Taking stock of the effects of eight years of attempted U.S. disengagement from the Middle East, and the current lack of strategic clarity, Russell A. Berman and Charles Hill propose some guidelines for shaping coherent and effective policies. On the danger posed by the Islamic Republic, they write:
Iran is a de-facto caliphate without declaring itself to be such. It is both a recognized legitimate state in the established international state system and a dedicated religious-ideological enemy of the established world order; it continues to play successfully on one side or the other as best suits its interests on any given issue. The U.S. government does not appear to be aware of this double game, or simply accepts it. Iran is not a polity of moderates and hard-liners; it is a revolutionary theocracy that controls and makes use of governmental and diplomatic functions to appear to a deceived outside world as a legitimate regime.
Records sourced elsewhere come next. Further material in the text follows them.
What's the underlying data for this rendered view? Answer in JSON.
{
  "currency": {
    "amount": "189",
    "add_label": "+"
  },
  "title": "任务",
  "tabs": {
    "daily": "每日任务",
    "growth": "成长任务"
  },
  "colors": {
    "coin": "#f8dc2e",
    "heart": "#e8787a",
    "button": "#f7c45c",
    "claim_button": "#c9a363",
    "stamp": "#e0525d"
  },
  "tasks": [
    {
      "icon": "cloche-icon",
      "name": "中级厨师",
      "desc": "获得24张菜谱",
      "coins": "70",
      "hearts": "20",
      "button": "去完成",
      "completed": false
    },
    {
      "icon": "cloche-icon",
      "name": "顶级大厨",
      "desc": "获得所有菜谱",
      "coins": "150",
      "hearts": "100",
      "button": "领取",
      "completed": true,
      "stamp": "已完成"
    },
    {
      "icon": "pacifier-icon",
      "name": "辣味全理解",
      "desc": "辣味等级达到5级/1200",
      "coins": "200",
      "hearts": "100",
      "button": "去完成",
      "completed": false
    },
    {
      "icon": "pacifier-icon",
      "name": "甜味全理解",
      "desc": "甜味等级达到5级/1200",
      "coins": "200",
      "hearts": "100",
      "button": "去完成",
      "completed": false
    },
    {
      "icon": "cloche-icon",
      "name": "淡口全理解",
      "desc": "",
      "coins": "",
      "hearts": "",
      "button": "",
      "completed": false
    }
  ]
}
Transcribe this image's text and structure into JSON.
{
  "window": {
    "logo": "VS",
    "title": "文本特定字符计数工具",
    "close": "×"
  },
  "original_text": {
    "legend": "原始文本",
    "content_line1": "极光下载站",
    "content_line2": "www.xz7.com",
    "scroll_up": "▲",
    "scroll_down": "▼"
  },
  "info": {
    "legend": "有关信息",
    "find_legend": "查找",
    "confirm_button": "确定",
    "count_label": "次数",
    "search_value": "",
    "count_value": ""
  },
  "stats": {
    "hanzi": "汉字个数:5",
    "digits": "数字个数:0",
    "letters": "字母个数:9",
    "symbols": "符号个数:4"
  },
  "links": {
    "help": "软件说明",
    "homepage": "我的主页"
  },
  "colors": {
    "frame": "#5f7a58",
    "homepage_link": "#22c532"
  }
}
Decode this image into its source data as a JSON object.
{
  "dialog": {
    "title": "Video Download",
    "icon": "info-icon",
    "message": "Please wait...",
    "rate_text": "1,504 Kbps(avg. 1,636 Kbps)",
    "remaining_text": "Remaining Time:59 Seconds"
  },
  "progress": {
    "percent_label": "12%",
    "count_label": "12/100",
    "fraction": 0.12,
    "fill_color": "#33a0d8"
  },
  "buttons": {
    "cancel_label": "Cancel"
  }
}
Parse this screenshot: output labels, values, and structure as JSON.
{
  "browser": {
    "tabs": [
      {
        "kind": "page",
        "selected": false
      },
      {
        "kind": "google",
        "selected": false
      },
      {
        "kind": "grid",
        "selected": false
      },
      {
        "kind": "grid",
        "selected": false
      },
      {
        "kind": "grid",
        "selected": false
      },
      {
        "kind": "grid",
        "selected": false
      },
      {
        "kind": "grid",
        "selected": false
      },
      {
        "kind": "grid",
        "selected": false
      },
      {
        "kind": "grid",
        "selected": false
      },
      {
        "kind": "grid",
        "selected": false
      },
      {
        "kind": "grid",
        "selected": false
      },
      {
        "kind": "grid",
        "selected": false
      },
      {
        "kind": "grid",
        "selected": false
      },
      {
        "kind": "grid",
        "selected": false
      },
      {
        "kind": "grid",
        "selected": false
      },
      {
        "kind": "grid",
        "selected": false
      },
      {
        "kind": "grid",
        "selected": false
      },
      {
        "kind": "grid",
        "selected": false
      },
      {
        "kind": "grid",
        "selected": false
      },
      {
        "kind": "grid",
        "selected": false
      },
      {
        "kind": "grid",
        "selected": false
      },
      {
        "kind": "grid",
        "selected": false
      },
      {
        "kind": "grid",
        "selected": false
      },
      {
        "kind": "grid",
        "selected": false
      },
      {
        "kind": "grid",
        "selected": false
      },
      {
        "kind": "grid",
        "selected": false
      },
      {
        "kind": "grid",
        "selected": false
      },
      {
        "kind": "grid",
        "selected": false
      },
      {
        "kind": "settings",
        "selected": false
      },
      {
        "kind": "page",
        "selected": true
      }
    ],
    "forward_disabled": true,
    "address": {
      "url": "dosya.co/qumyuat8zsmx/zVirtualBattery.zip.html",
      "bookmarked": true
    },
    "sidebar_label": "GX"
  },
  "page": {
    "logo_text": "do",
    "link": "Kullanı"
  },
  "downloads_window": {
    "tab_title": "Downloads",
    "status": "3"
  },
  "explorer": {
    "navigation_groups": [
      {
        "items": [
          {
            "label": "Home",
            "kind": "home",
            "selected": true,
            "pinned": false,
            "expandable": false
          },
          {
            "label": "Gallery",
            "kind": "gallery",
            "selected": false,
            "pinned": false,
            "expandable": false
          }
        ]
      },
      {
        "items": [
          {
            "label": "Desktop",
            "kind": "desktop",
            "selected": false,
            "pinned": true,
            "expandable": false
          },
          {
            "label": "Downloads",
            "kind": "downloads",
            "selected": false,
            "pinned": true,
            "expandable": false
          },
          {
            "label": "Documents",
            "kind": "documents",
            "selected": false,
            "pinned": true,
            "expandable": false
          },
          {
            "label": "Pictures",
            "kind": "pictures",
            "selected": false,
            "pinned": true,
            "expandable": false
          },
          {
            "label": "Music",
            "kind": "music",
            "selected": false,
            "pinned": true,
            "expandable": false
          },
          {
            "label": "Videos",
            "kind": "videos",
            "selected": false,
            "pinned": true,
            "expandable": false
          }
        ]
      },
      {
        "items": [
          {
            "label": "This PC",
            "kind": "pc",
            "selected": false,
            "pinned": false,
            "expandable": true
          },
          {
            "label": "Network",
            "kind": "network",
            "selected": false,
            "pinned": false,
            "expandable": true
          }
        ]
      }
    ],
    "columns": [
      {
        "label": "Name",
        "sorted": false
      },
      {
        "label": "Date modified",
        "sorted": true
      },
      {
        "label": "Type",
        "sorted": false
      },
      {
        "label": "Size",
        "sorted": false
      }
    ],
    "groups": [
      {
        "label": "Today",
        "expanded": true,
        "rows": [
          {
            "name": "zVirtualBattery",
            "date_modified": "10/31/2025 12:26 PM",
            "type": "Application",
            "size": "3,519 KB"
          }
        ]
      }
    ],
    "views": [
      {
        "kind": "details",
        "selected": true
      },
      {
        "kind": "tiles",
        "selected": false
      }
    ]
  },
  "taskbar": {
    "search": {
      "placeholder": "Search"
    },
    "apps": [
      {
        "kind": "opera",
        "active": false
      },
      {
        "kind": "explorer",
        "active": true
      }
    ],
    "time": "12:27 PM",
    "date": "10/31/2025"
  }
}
The [nuclear agreement] is the linchpin of U.S. policy. It emerged as a one-sided “deal” under which the United States has provided legitimacy and substantial support for the regime, while leaving the regime free to take steps that exacerbate the Arab world’s instability and to employ a variety of anti-U.S. acts and statements which are seen around the region as humiliations to the Americans. . . . [The deal] is seen from within the Iranian hierarchy as providing it with needed time to advance its centrifuge capability and to provide the United States with a face-saving timeframe during which to extricate itself from the region. Yet U.S. interests require ongoing presence in the region. . . .
[Meanwhile], Russia has used military power to replace the United States as the most employable, potent, and credible outside force in the region. Current U.S. trends toward cooperating with Russia and Assad’s military operations (nominally) against Islamic State, while declaring American opposition to Vladimir Putin’s international actions and ambitions—and simultaneously enabling Iran’s rise to hegemony—amount to a web of contradictions. If the United States attempts to recover some of the influence it has lost over the past several years, it is likely to find itself nearly checkmated from several directions. Russia can become a significant structural obstacle to the pursuit of U.S. interests and could develop substantial relations with traditional U.S. allies Egypt and Turkey, reducing or possibly displacing U.S. influence. U.S. strategy should limit Russian power by preventing the stabilization of the Assad regime as a Russian client state.